Downer said, "Things depreciate fast when no one's living in it."
Kotschwar said her office maintains a "flat" or "minimal" value on irreparable properties -- $500 to $1,000 on a house and "no value" on outbuildings -- until they can be torn down.
Commissioners promised to make a close inspection of the property and make adjustments to the property's valuation if necessary.
Kotschwar said assessors can't place a lot of weight on the price of a property purchased at auction, especially if it's a distress auction or foreclosure sale, explaining to commissioners the difference between her tax valuation of an Indianola property and what a new owner paid for it at a recent auction. The property sold a couple years ago for $62,000, and $22,500 at a recent foreclosure auction.

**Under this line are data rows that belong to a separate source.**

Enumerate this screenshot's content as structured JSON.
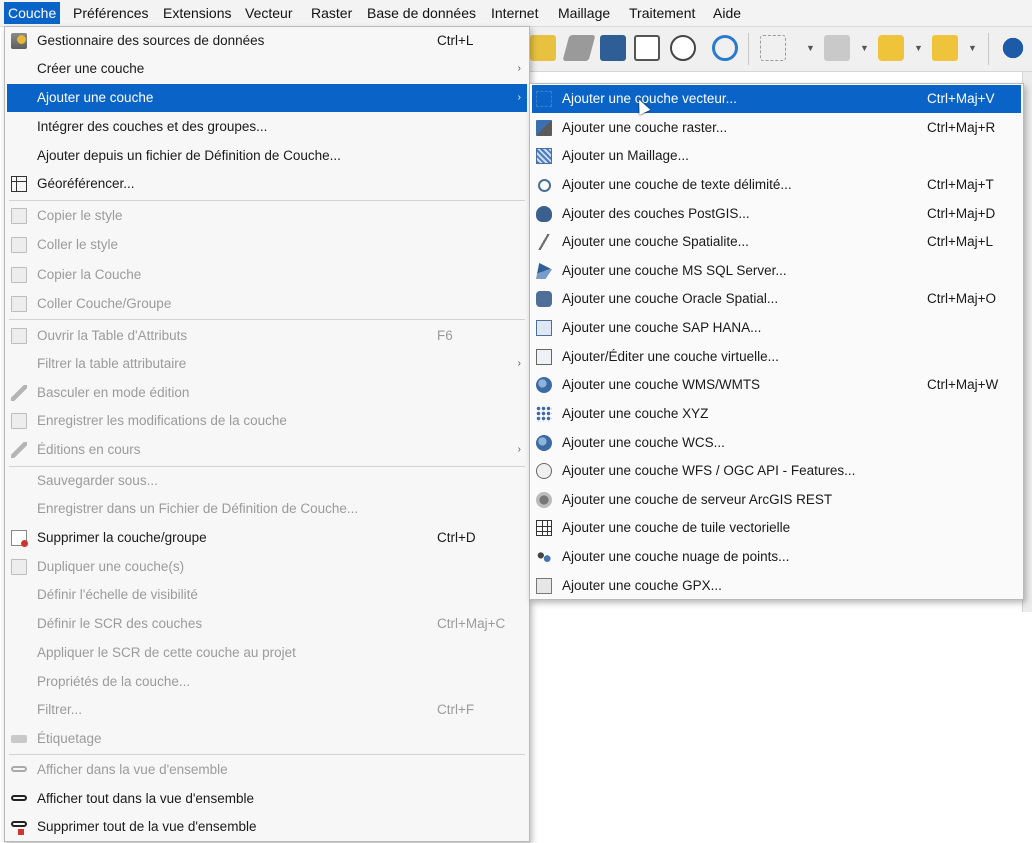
{
  "menubar": [
    {
      "label": "Couche",
      "active": true
    },
    {
      "label": "Préférences"
    },
    {
      "label": "Extensions"
    },
    {
      "label": "Vecteur"
    },
    {
      "label": "Raster"
    },
    {
      "label": "Base de données"
    },
    {
      "label": "Internet"
    },
    {
      "label": "Maillage"
    },
    {
      "label": "Traitement"
    },
    {
      "label": "Aide"
    }
  ],
  "main_menu": [
    {
      "label": "Gestionnaire des sources de données",
      "shortcut": "Ctrl+L",
      "icon": "datasource-manager-icon"
    },
    {
      "label": "Créer une couche",
      "submenu": "›"
    },
    {
      "label": "Ajouter une couche",
      "submenu": "›",
      "highlighted": true
    },
    {
      "label": "Intégrer des couches et des groupes..."
    },
    {
      "label": "Ajouter depuis un fichier de Définition de Couche..."
    },
    {
      "label": "Géoréférencer...",
      "icon": "georeferencer-icon"
    },
    {
      "label": "Copier le style",
      "disabled": true,
      "icon": "copy-style-icon"
    },
    {
      "label": "Coller le style",
      "disabled": true,
      "icon": "paste-style-icon"
    },
    {
      "label": "Copier la Couche",
      "disabled": true,
      "icon": "copy-layer-icon"
    },
    {
      "label": "Coller Couche/Groupe",
      "disabled": true,
      "icon": "paste-layer-icon"
    },
    {
      "label": "Ouvrir la Table d'Attributs",
      "shortcut": "F6",
      "disabled": true,
      "icon": "attribute-table-icon"
    },
    {
      "label": "Filtrer la table attributaire",
      "submenu": "›",
      "disabled": true
    },
    {
      "label": "Basculer en mode édition",
      "disabled": true,
      "icon": "pencil-icon"
    },
    {
      "label": "Enregistrer les modifications de la couche",
      "disabled": true,
      "icon": "save-edits-icon"
    },
    {
      "label": "Éditions en cours",
      "submenu": "›",
      "disabled": true,
      "icon": "current-edits-icon"
    },
    {
      "label": "Sauvegarder sous...",
      "disabled": true
    },
    {
      "label": "Enregistrer dans un Fichier de Définition de Couche...",
      "disabled": true
    },
    {
      "label": "Supprimer la couche/groupe",
      "shortcut": "Ctrl+D",
      "icon": "remove-layer-icon"
    },
    {
      "label": "Dupliquer une couche(s)",
      "disabled": true,
      "icon": "duplicate-layer-icon"
    },
    {
      "label": "Définir l'échelle de visibilité",
      "disabled": true
    },
    {
      "label": "Définir le SCR des couches",
      "shortcut": "Ctrl+Maj+C",
      "disabled": true
    },
    {
      "label": "Appliquer le SCR de cette couche au projet",
      "disabled": true
    },
    {
      "label": "Propriétés de la couche...",
      "disabled": true
    },
    {
      "label": "Filtrer...",
      "shortcut": "Ctrl+F",
      "disabled": true
    },
    {
      "label": "Étiquetage",
      "disabled": true,
      "icon": "labeling-icon"
    },
    {
      "label": "Afficher dans la vue d'ensemble",
      "disabled": true,
      "icon": "overview-icon"
    },
    {
      "label": "Afficher tout dans la vue d'ensemble",
      "icon": "overview-all-icon"
    },
    {
      "label": "Supprimer tout de la vue d'ensemble",
      "icon": "overview-remove-icon"
    }
  ],
  "sub_menu": [
    {
      "label": "Ajouter une couche vecteur...",
      "shortcut": "Ctrl+Maj+V",
      "highlighted": true,
      "icon": "vector-layer-icon"
    },
    {
      "label": "Ajouter une couche raster...",
      "shortcut": "Ctrl+Maj+R",
      "icon": "raster-layer-icon"
    },
    {
      "label": "Ajouter un Maillage...",
      "icon": "mesh-layer-icon"
    },
    {
      "label": "Ajouter une couche de texte délimité...",
      "shortcut": "Ctrl+Maj+T",
      "icon": "delimited-text-icon"
    },
    {
      "label": "Ajouter des couches PostGIS...",
      "shortcut": "Ctrl+Maj+D",
      "icon": "postgis-icon"
    },
    {
      "label": "Ajouter une couche Spatialite...",
      "shortcut": "Ctrl+Maj+L",
      "icon": "spatialite-icon"
    },
    {
      "label": "Ajouter une couche MS SQL Server...",
      "icon": "mssql-icon"
    },
    {
      "label": "Ajouter une couche Oracle Spatial...",
      "shortcut": "Ctrl+Maj+O",
      "icon": "oracle-icon"
    },
    {
      "label": "Ajouter une couche SAP HANA...",
      "icon": "hana-icon"
    },
    {
      "label": "Ajouter/Éditer une couche virtuelle...",
      "icon": "virtual-layer-icon"
    },
    {
      "label": "Ajouter une couche WMS/WMTS",
      "shortcut": "Ctrl+Maj+W",
      "icon": "wms-icon"
    },
    {
      "label": "Ajouter une couche XYZ",
      "icon": "xyz-icon"
    },
    {
      "label": "Ajouter une couche WCS...",
      "icon": "wcs-icon"
    },
    {
      "label": "Ajouter une couche WFS / OGC API - Features...",
      "icon": "wfs-icon"
    },
    {
      "label": "Ajouter une couche de serveur ArcGIS REST",
      "icon": "arcgis-icon"
    },
    {
      "label": "Ajouter une couche de tuile vectorielle",
      "icon": "vector-tile-icon"
    },
    {
      "label": "Ajouter une couche nuage de points...",
      "icon": "point-cloud-icon"
    },
    {
      "label": "Ajouter une couche GPX...",
      "icon": "gpx-icon"
    }
  ],
  "colors": {
    "highlight": "#0a64c8",
    "disabled_text": "#9b9b9b"
  }
}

In another situation, she said, a two-story rural house has new vinyl siding and some new windows. What's the condition of the inside?
From the outside of another home, it's not apparent that the owner has renovated her duplex into a single-family dwelling, and that the basement is unfinished.
In a perfect world, Kotschwar said, "We'd get into every home to see the whole picture. The interior does affect the valuation."'
"We haven't done anything to that house in seven years," the man said. "You raised my taxes 14 percent, and I want to know why."
Kotschwar explained to the man and his wife that the state requires that all residential properties be valued for tax purposes at 92 to 100 percent of fair market value. If the state feels that Red Willow County properties are not valued within that range, it will demand that they be valued at 100 percent of fair market value.
Recent sales of similar homes in the couple's neighborhood are driving valuation increases, Kotschwar said.
Nebraska and Red Willow County are not experiencing the same dramatic slump in the housing market that many homeowners and buyers across the nation are seeing, Kotschwar said. If that does begin to happen, if the prices and sale of homes begin to decline because of instability in the housing market and the economy, she assured the couple that the valuation of Red Willow County properties would be adjusted accordingly.
The couple's home is in a very desirable neighborhood, Kotschwar said, and recent sales of similar properties will support the valuation placed on the couple's property.
Kotschwar said that sales of residential properties used for comparison must be recent, having happened for 2008 taxing purposes between July 1, 2006, and June 30, 2008. Sales of commercial properties used for comparison must have happened between July 1, 2005, and June 30, 2008.
Though the couple presented a long list of the varying percentage of increases in taxes for their neighbors, Kotschwar said her office does not compare the percentage of increases from one house to another within a neighborhood.
Commissioners and Kotschwar have more hearings, on July 13 and July 15.